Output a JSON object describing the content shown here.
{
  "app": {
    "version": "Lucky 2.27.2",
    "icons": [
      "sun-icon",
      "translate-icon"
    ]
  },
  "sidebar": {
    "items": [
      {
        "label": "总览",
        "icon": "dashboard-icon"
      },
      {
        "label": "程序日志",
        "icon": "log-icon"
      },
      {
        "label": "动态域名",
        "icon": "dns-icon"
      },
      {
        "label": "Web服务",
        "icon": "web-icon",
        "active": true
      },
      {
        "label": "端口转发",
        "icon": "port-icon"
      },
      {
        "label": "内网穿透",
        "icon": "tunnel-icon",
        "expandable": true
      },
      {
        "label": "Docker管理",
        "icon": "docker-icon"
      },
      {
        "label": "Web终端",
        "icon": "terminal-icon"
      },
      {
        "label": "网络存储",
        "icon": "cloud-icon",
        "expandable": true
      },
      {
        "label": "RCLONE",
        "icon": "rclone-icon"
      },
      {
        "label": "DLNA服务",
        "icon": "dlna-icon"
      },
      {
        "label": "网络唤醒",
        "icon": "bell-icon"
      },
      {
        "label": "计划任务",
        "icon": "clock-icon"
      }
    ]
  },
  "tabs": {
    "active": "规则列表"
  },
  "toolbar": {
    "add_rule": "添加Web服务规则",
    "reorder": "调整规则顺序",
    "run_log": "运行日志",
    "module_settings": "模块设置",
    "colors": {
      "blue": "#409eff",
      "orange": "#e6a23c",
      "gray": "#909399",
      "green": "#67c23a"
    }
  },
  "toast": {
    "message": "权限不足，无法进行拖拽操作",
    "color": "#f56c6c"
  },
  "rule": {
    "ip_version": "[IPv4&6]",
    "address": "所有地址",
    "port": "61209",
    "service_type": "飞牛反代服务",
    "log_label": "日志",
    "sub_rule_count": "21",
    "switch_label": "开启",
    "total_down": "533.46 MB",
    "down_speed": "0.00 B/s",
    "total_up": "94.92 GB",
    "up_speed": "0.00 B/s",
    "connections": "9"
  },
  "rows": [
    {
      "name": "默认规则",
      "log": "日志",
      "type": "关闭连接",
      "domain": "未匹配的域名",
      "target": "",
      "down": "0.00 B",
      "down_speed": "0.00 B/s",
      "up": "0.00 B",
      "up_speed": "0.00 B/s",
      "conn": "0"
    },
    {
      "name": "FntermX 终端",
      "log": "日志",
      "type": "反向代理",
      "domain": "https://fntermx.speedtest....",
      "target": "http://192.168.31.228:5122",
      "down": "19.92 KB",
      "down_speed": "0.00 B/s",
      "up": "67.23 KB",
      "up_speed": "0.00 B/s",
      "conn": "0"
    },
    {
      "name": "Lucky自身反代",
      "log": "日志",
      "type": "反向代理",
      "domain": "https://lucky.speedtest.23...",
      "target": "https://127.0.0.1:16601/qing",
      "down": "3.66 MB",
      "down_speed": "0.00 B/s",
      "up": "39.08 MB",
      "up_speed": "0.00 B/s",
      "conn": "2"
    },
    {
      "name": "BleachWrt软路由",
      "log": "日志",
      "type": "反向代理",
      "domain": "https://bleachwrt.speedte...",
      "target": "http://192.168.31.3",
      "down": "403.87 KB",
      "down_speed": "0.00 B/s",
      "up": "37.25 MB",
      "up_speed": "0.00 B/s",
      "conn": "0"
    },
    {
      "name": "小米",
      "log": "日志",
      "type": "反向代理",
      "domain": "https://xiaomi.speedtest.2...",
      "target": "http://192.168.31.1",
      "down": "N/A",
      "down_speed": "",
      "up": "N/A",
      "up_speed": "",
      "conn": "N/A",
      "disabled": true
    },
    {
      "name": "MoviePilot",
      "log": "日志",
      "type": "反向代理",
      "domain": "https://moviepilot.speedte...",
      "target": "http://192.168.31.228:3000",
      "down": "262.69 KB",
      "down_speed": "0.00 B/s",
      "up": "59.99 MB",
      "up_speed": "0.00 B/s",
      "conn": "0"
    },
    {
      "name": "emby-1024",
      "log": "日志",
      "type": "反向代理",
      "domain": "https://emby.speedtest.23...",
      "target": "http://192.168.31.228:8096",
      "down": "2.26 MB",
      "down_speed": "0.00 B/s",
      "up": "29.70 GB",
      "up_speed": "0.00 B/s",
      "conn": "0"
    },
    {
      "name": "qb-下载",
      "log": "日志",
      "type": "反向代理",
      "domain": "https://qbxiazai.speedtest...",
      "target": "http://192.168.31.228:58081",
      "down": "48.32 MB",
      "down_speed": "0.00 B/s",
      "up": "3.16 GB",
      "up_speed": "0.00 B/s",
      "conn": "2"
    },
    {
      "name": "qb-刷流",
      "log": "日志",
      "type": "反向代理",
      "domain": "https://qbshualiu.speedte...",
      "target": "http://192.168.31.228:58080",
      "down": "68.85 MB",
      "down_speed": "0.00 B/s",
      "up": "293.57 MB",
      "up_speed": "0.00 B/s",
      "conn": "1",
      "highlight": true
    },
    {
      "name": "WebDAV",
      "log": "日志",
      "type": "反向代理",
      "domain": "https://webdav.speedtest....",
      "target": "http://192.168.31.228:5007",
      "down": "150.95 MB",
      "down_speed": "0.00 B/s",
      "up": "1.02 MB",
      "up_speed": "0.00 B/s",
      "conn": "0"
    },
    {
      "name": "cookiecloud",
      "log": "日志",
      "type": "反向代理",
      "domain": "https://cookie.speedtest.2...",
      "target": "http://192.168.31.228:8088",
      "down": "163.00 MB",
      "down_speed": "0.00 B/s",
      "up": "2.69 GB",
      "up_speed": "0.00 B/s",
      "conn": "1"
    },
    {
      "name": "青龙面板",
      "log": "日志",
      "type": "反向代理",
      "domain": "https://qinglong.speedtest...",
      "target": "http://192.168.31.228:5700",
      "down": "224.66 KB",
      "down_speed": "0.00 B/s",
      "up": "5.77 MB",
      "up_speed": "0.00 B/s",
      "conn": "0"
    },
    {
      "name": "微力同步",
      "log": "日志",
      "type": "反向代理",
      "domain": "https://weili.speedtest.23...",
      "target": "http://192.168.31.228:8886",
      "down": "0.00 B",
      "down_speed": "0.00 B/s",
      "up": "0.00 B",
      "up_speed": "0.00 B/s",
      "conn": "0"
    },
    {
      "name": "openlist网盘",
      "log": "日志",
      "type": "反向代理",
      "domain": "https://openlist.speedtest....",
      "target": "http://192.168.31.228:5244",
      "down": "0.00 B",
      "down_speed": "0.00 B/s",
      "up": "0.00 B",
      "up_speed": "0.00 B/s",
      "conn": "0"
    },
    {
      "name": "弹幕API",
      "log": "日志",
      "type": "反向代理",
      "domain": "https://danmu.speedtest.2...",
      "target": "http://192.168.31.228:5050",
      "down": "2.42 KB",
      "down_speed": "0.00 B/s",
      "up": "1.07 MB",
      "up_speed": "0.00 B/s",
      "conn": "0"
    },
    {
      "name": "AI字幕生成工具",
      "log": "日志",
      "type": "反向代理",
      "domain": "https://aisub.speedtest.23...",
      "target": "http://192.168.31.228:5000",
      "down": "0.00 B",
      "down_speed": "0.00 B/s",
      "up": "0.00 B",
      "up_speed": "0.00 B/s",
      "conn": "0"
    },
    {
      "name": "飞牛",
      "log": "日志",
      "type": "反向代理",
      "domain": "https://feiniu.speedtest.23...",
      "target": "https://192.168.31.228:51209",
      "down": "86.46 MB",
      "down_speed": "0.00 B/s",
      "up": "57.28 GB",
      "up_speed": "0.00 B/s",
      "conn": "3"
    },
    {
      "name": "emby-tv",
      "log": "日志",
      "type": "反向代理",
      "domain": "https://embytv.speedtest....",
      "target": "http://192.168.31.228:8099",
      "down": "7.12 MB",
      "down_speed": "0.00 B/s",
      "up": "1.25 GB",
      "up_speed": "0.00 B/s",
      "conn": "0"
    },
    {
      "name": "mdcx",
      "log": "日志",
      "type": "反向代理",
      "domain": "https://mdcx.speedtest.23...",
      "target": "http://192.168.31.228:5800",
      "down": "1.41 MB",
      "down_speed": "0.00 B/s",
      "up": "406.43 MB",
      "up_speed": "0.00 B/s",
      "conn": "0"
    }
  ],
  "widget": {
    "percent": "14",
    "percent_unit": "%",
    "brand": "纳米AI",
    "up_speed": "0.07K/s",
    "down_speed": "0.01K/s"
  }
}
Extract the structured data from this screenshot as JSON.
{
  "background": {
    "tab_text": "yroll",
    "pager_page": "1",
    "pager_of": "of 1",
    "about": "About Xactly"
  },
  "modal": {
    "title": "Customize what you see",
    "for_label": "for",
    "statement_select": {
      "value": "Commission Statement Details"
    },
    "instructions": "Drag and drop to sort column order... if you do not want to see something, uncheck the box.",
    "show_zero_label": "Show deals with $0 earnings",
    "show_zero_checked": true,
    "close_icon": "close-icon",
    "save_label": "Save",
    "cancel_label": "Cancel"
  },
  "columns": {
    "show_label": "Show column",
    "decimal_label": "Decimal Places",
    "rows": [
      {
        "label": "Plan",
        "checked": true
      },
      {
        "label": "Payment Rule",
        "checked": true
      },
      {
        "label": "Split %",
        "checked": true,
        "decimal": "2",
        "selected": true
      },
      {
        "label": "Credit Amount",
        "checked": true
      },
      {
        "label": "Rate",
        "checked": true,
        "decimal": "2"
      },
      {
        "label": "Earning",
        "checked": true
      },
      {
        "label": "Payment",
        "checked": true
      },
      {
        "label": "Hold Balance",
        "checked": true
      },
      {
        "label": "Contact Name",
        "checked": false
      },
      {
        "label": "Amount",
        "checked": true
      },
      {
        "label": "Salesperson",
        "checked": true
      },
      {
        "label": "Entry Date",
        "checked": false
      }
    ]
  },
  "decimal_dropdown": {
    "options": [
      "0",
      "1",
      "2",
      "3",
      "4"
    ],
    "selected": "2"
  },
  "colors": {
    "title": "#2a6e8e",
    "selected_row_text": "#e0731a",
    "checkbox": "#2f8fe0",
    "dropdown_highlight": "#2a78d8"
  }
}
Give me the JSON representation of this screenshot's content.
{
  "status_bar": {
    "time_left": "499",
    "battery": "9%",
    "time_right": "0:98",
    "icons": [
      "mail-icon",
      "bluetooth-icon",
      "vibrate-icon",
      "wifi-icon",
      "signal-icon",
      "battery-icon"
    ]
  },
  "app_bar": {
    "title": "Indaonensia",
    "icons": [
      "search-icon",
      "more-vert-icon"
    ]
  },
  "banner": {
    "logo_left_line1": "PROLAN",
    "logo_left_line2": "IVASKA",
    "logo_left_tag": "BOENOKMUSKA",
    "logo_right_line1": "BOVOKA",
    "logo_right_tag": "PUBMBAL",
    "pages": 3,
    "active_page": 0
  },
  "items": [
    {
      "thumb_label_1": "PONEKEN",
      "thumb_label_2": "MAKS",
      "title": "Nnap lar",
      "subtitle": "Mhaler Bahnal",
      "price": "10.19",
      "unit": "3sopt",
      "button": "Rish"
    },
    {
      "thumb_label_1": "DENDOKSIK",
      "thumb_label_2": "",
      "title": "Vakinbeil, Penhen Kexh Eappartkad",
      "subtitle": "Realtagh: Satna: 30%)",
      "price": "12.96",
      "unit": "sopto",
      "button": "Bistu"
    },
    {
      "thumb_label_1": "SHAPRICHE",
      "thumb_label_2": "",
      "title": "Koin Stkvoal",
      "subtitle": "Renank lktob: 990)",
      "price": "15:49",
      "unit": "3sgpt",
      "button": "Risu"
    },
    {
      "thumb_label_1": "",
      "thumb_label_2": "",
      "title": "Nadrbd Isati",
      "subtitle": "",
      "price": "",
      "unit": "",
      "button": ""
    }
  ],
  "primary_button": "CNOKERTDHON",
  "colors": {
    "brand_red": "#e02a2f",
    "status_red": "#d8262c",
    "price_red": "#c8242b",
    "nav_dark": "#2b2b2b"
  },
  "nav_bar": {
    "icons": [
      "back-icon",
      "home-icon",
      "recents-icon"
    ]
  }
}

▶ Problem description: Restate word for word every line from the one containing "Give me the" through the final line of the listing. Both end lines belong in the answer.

▶ Worked solution:
Give me the JSON representation of this screenshot's content.
{
  "status_bar": {
    "time_left": "499",
    "battery": "9%",
    "time_right": "0:98",
    "icons": [
      "mail-icon",
      "bluetooth-icon",
      "vibrate-icon",
      "wifi-icon",
      "signal-icon",
      "battery-icon"
    ]
  },
  "app_bar": {
    "title": "Indaonensia",
    "icons": [
      "search-icon",
      "more-vert-icon"
    ]
  },
  "banner": {
    "logo_left_line1": "PROLAN",
    "logo_left_line2": "IVASKA",
    "logo_left_tag": "BOENOKMUSKA",
    "logo_right_line1": "BOVOKA",
    "logo_right_tag": "PUBMBAL",
    "pages": 3,
    "active_page": 0
  },
  "items": [
    {
      "thumb_label_1": "PONEKEN",
      "thumb_label_2": "MAKS",
      "title": "Nnap lar",
      "subtitle": "Mhaler Bahnal",
      "price": "10.19",
      "unit": "3sopt",
      "button": "Rish"
    },
    {
      "thumb_label_1": "DENDOKSIK",
      "thumb_label_2": "",
      "title": "Vakinbeil, Penhen Kexh Eappartkad",
      "subtitle": "Realtagh: Satna: 30%)",
      "price": "12.96",
      "unit": "sopto",
      "button": "Bistu"
    },
    {
      "thumb_label_1": "SHAPRICHE",
      "thumb_label_2": "",
      "title": "Koin Stkvoal",
      "subtitle": "Renank lktob: 990)",
      "price": "15:49",
      "unit": "3sgpt",
      "button": "Risu"
    },
    {
      "thumb_label_1": "",
      "thumb_label_2": "",
      "title": "Nadrbd Isati",
      "subtitle": "",
      "price": "",
      "unit": "",
      "button": ""
    }
  ],
  "primary_button": "CNOKERTDHON",
  "colors": {
    "brand_red": "#e02a2f",
    "status_red": "#d8262c",
    "price_red": "#c8242b",
    "nav_dark": "#2b2b2b"
  },
  "nav_bar": {
    "icons": [
      "back-icon",
      "home-icon",
      "recents-icon"
    ]
  }
}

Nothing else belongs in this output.